Nothing in the data should be left out or altered when it is retyped.
* * *
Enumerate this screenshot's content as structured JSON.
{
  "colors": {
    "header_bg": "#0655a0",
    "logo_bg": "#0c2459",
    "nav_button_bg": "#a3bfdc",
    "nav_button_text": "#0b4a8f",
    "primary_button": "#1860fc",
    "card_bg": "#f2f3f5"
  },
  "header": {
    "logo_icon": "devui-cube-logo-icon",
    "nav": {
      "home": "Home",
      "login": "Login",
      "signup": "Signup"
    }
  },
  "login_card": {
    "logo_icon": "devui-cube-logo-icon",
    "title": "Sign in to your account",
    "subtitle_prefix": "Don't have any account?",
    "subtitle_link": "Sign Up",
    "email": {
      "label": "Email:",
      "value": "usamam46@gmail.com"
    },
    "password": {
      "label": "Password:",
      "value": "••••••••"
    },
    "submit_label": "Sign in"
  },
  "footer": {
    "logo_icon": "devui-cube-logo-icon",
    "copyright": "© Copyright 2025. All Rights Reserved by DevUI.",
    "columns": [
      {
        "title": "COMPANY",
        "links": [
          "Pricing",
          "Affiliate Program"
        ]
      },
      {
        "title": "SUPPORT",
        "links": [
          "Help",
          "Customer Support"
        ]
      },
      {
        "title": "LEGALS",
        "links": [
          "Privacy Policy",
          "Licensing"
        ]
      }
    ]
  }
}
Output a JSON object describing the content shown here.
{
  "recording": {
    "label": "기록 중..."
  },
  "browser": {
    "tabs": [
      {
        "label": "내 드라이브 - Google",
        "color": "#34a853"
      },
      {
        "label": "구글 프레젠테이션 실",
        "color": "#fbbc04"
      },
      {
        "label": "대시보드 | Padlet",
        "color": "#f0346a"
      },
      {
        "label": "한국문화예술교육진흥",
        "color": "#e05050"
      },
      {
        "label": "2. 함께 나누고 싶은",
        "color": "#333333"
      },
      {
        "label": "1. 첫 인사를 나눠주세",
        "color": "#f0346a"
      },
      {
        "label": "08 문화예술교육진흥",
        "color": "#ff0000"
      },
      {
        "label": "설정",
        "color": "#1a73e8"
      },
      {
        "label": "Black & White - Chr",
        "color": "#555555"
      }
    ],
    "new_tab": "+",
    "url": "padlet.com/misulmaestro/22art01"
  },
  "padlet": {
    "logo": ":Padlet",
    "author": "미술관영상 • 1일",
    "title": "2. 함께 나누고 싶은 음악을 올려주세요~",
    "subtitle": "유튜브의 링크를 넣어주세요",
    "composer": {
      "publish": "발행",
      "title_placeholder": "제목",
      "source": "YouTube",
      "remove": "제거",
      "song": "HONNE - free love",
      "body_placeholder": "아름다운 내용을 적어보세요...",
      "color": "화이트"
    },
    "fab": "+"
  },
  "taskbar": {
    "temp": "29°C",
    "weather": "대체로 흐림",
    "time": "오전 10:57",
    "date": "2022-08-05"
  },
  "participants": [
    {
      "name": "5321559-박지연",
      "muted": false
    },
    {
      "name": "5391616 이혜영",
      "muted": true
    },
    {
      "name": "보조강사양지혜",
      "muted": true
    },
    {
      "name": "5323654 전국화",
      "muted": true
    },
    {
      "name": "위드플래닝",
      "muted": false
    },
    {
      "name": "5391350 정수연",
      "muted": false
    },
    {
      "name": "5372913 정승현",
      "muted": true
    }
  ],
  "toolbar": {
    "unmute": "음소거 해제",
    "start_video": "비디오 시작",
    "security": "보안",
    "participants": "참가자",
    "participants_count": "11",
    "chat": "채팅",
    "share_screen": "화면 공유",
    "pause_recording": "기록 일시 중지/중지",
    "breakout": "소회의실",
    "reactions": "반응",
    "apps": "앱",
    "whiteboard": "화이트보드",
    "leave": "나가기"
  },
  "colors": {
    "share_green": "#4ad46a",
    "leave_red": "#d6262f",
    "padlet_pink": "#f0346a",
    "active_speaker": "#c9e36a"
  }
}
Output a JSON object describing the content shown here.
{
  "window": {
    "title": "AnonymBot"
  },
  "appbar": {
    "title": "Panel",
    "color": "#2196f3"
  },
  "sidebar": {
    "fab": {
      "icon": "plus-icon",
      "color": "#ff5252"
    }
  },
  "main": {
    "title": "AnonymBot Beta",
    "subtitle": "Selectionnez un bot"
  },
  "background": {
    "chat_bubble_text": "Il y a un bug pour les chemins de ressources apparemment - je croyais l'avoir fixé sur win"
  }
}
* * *
TASK OUTPUT:
Enumerate this screenshot's content as structured JSON.
{
  "colors": {
    "header_bg": "#0655a0",
    "logo_bg": "#0c2459",
    "nav_button_bg": "#a3bfdc",
    "nav_button_text": "#0b4a8f",
    "primary_button": "#1860fc",
    "card_bg": "#f2f3f5"
  },
  "header": {
    "logo_icon": "devui-cube-logo-icon",
    "nav": {
      "home": "Home",
      "login": "Login",
      "signup": "Signup"
    }
  },
  "login_card": {
    "logo_icon": "devui-cube-logo-icon",
    "title": "Sign in to your account",
    "subtitle_prefix": "Don't have any account?",
    "subtitle_link": "Sign Up",
    "email": {
      "label": "Email:",
      "value": "usamam46@gmail.com"
    },
    "password": {
      "label": "Password:",
      "value": "••••••••"
    },
    "submit_label": "Sign in"
  },
  "footer": {
    "logo_icon": "devui-cube-logo-icon",
    "copyright": "© Copyright 2025. All Rights Reserved by DevUI.",
    "columns": [
      {
        "title": "COMPANY",
        "links": [
          "Pricing",
          "Affiliate Program"
        ]
      },
      {
        "title": "SUPPORT",
        "links": [
          "Help",
          "Customer Support"
        ]
      },
      {
        "title": "LEGALS",
        "links": [
          "Privacy Policy",
          "Licensing"
        ]
      }
    ]
  }
}
Output a JSON object describing the content shown here.
{
  "recording": {
    "label": "기록 중..."
  },
  "browser": {
    "tabs": [
      {
        "label": "내 드라이브 - Google",
        "color": "#34a853"
      },
      {
        "label": "구글 프레젠테이션 실",
        "color": "#fbbc04"
      },
      {
        "label": "대시보드 | Padlet",
        "color": "#f0346a"
      },
      {
        "label": "한국문화예술교육진흥",
        "color": "#e05050"
      },
      {
        "label": "2. 함께 나누고 싶은",
        "color": "#333333"
      },
      {
        "label": "1. 첫 인사를 나눠주세",
        "color": "#f0346a"
      },
      {
        "label": "08 문화예술교육진흥",
        "color": "#ff0000"
      },
      {
        "label": "설정",
        "color": "#1a73e8"
      },
      {
        "label": "Black & White - Chr",
        "color": "#555555"
      }
    ],
    "new_tab": "+",
    "url": "padlet.com/misulmaestro/22art01"
  },
  "padlet": {
    "logo": ":Padlet",
    "author": "미술관영상 • 1일",
    "title": "2. 함께 나누고 싶은 음악을 올려주세요~",
    "subtitle": "유튜브의 링크를 넣어주세요",
    "composer": {
      "publish": "발행",
      "title_placeholder": "제목",
      "source": "YouTube",
      "remove": "제거",
      "song": "HONNE - free love",
      "body_placeholder": "아름다운 내용을 적어보세요...",
      "color": "화이트"
    },
    "fab": "+"
  },
  "taskbar": {
    "temp": "29°C",
    "weather": "대체로 흐림",
    "time": "오전 10:57",
    "date": "2022-08-05"
  },
  "participants": [
    {
      "name": "5321559-박지연",
      "muted": false
    },
    {
      "name": "5391616 이혜영",
      "muted": true
    },
    {
      "name": "보조강사양지혜",
      "muted": true
    },
    {
      "name": "5323654 전국화",
      "muted": true
    },
    {
      "name": "위드플래닝",
      "muted": false
    },
    {
      "name": "5391350 정수연",
      "muted": false
    },
    {
      "name": "5372913 정승현",
      "muted": true
    }
  ],
  "toolbar": {
    "unmute": "음소거 해제",
    "start_video": "비디오 시작",
    "security": "보안",
    "participants": "참가자",
    "participants_count": "11",
    "chat": "채팅",
    "share_screen": "화면 공유",
    "pause_recording": "기록 일시 중지/중지",
    "breakout": "소회의실",
    "reactions": "반응",
    "apps": "앱",
    "whiteboard": "화이트보드",
    "leave": "나가기"
  },
  "colors": {
    "share_green": "#4ad46a",
    "leave_red": "#d6262f",
    "padlet_pink": "#f0346a",
    "active_speaker": "#c9e36a"
  }
}
Output a JSON object describing the content shown here.
{
  "window": {
    "title": "AnonymBot"
  },
  "appbar": {
    "title": "Panel",
    "color": "#2196f3"
  },
  "sidebar": {
    "fab": {
      "icon": "plus-icon",
      "color": "#ff5252"
    }
  },
  "main": {
    "title": "AnonymBot Beta",
    "subtitle": "Selectionnez un bot"
  },
  "background": {
    "chat_bubble_text": "Il y a un bug pour les chemins de ressources apparemment - je croyais l'avoir fixé sur win"
  }
}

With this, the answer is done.